- _Exercise details_: What's needed is an exact copy of all the data below, without pictures.

BEGIN Source material

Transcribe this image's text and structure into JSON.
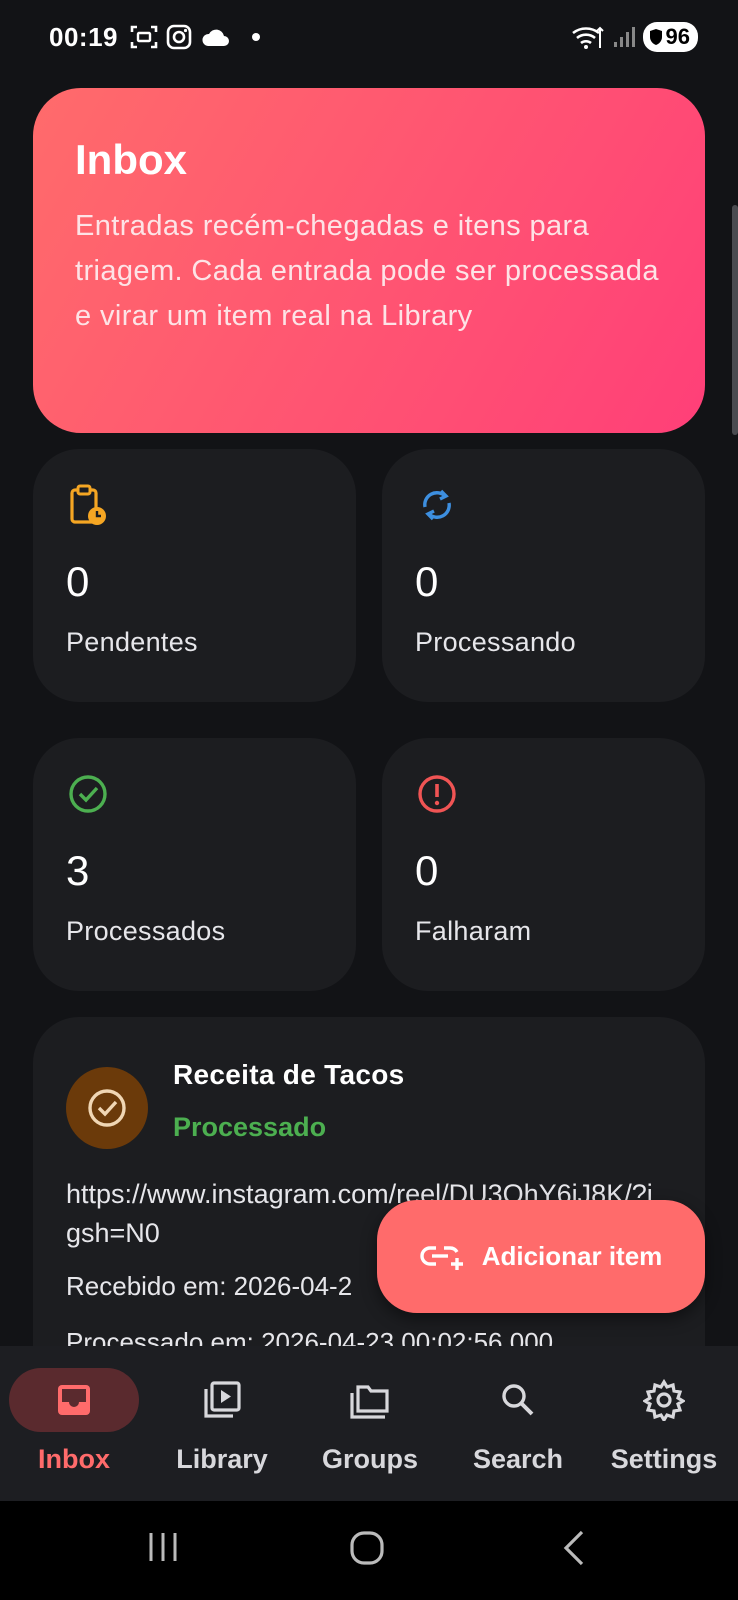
{
  "status_bar": {
    "time": "00:19",
    "battery": "96",
    "icons_left": [
      "screenshot-icon",
      "instagram-icon",
      "cloud-icon",
      "notification-dot"
    ],
    "icons_right": [
      "wifi-icon",
      "signal-icon",
      "battery-icon"
    ]
  },
  "hero": {
    "title": "Inbox",
    "description": "Entradas recém-chegadas e itens para triagem. Cada entrada pode ser processada e virar um item real na Library"
  },
  "stats": [
    {
      "icon": "clipboard-clock-icon",
      "value": "0",
      "label": "Pendentes",
      "color": "#f5a623"
    },
    {
      "icon": "sync-icon",
      "value": "0",
      "label": "Processando",
      "color": "#3d8fe0"
    },
    {
      "icon": "check-circle-icon",
      "value": "3",
      "label": "Processados",
      "color": "#4caf50"
    },
    {
      "icon": "alert-circle-icon",
      "value": "0",
      "label": "Falharam",
      "color": "#f05454"
    }
  ],
  "entry": {
    "title": "Receita de Tacos",
    "status": "Processado",
    "url": "https://www.instagram.com/reel/DU3QhY6iJ8K/?igsh=N0",
    "received": "Recebido em: 2026-04-2",
    "processed": "Processado em: 2026-04-23 00:02:56.000"
  },
  "fab": {
    "label": "Adicionar item",
    "icon": "add-link-icon"
  },
  "nav": {
    "active": "Inbox",
    "items": [
      {
        "label": "Inbox",
        "icon": "inbox-icon"
      },
      {
        "label": "Library",
        "icon": "video-library-icon"
      },
      {
        "label": "Groups",
        "icon": "folders-icon"
      },
      {
        "label": "Search",
        "icon": "search-icon"
      },
      {
        "label": "Settings",
        "icon": "gear-icon"
      }
    ]
  },
  "colors": {
    "accent": "#ff6b6b",
    "background": "#121316",
    "card": "#1c1d20",
    "success": "#4caf50"
  }
}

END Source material

- _Result for this exercise_:
Transcribe this image's text and structure into JSON.
{
  "status_bar": {
    "time": "00:19",
    "battery": "96",
    "icons_left": [
      "screenshot-icon",
      "instagram-icon",
      "cloud-icon",
      "notification-dot"
    ],
    "icons_right": [
      "wifi-icon",
      "signal-icon",
      "battery-icon"
    ]
  },
  "hero": {
    "title": "Inbox",
    "description": "Entradas recém-chegadas e itens para triagem. Cada entrada pode ser processada e virar um item real na Library"
  },
  "stats": [
    {
      "icon": "clipboard-clock-icon",
      "value": "0",
      "label": "Pendentes",
      "color": "#f5a623"
    },
    {
      "icon": "sync-icon",
      "value": "0",
      "label": "Processando",
      "color": "#3d8fe0"
    },
    {
      "icon": "check-circle-icon",
      "value": "3",
      "label": "Processados",
      "color": "#4caf50"
    },
    {
      "icon": "alert-circle-icon",
      "value": "0",
      "label": "Falharam",
      "color": "#f05454"
    }
  ],
  "entry": {
    "title": "Receita de Tacos",
    "status": "Processado",
    "url": "https://www.instagram.com/reel/DU3QhY6iJ8K/?igsh=N0",
    "received": "Recebido em: 2026-04-2",
    "processed": "Processado em: 2026-04-23 00:02:56.000"
  },
  "fab": {
    "label": "Adicionar item",
    "icon": "add-link-icon"
  },
  "nav": {
    "active": "Inbox",
    "items": [
      {
        "label": "Inbox",
        "icon": "inbox-icon"
      },
      {
        "label": "Library",
        "icon": "video-library-icon"
      },
      {
        "label": "Groups",
        "icon": "folders-icon"
      },
      {
        "label": "Search",
        "icon": "search-icon"
      },
      {
        "label": "Settings",
        "icon": "gear-icon"
      }
    ]
  },
  "colors": {
    "accent": "#ff6b6b",
    "background": "#121316",
    "card": "#1c1d20",
    "success": "#4caf50"
  }
}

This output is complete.